Users claim it is business as usual with the sale of IBM's PC division to Lenovo of China resulting in minimal disruption to local customers.
Last week the US government approved the $US1.75 billion deal and IBM Australia confirmed local PC division staff are currently transferring to Lenovo with no redundancies.
Lenovo is planning its launch in Australia to continue serving local customers such as the Health Insurance Commission and departments of education and training in both Victoria and NSW.
Victoria's Department of Education and Training group manager of business and technology Katrina Reynen said the deal hasn't had a huge impact as the department already has contracts with IBM.
"IBM has reinforced its commitment to [product] delivery and roadmaps," Reynen said.
She said the department is "extremely happy" with the quality of IBM PCs and notebooks and sees no change in that now the Lenovo deal is sealed.
"We regularly reassess the situation and our relationship with IBM has been good," she said. "I don't see this deal as an impediment to future contracts.
We expect to have a good relationship with Lenovo." Reynen said IBM has been proactive in providing feedback.
IBM's general manager of personal systems group for Australia and New Zealand, Alan Munro, said the deal makes Lenovo the third largest PC company in the world.
"We've made sure our customers know as much as possible. It's business as usual," he said.
Although conceding that large mergers and sales are not always smooth, Munro said the deal is on track for a second quarter closure and there have been no redundancies.
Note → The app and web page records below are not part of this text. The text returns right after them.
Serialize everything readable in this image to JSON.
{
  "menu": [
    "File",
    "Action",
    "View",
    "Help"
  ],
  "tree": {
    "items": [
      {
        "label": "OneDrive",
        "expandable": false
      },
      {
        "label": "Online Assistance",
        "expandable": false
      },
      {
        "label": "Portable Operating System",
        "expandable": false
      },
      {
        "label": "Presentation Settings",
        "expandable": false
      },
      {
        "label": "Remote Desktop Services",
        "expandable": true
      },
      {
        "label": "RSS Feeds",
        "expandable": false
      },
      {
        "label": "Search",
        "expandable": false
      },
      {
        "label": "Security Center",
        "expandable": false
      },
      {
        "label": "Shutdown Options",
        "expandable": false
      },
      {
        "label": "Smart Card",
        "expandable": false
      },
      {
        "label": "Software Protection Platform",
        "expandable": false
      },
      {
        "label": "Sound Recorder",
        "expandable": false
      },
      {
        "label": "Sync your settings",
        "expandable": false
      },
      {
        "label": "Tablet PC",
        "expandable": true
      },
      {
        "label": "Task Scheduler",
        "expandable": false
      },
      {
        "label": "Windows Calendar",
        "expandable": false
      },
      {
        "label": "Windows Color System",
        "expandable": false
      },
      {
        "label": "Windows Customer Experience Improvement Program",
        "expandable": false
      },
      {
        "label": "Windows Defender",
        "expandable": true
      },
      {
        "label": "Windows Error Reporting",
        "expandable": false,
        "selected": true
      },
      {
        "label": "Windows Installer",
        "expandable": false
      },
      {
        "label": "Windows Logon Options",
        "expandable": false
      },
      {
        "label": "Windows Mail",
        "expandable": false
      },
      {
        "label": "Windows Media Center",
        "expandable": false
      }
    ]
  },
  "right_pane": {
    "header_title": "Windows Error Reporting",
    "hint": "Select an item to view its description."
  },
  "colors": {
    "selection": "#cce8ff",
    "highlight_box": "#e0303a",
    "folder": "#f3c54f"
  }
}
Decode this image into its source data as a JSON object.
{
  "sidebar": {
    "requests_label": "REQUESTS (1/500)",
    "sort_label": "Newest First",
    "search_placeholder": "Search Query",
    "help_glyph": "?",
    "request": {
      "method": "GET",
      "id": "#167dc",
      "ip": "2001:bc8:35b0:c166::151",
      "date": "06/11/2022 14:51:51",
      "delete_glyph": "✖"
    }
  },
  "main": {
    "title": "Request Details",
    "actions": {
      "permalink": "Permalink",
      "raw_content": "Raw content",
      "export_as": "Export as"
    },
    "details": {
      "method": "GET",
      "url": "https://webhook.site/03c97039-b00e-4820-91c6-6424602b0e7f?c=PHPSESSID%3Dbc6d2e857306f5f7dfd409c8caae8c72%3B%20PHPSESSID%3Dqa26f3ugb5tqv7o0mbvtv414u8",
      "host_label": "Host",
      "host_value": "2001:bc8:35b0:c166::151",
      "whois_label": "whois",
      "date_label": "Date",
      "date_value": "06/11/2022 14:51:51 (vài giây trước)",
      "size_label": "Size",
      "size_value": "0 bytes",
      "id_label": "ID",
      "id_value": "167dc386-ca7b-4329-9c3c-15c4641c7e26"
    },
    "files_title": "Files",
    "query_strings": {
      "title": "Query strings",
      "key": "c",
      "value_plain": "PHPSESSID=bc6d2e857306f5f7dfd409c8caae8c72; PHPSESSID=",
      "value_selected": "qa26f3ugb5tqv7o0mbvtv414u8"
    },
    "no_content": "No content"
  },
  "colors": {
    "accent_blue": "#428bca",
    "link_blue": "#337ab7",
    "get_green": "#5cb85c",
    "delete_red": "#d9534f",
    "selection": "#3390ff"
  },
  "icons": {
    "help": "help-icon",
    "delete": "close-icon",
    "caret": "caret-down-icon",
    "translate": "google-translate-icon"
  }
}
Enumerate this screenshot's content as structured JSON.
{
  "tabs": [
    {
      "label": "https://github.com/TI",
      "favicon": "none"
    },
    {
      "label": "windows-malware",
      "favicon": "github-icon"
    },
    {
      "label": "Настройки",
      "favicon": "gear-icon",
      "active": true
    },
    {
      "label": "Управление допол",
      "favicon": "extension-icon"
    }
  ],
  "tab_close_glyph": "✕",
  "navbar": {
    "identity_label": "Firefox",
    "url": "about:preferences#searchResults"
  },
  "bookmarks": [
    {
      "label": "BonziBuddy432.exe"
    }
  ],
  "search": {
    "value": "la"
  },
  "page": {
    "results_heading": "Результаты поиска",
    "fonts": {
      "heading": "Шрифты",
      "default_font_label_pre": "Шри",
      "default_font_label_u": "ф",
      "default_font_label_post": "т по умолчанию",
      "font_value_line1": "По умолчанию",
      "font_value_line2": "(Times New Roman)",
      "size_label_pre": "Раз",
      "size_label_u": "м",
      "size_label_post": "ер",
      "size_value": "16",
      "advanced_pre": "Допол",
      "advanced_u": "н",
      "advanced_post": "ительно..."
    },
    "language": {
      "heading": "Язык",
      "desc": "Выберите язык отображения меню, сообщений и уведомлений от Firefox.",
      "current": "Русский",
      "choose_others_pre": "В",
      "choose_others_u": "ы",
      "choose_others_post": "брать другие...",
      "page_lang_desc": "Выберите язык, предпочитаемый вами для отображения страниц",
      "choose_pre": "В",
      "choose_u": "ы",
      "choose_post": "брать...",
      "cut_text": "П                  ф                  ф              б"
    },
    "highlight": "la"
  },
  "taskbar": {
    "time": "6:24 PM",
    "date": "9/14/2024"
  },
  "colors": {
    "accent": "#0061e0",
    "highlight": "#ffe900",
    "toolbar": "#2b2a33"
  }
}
While the deal passed US Federal Trade Commission antitrust laws in early January, the Committee on Foreign Investment in the US (CFIUS), decided in late January to investigate whether the Chinese government would be able to use IBM's government contacts for espionage.
CFIUS delivered its decision, in advance of a deadline, that the merger does not threaten national security.
With Johan Bostrom.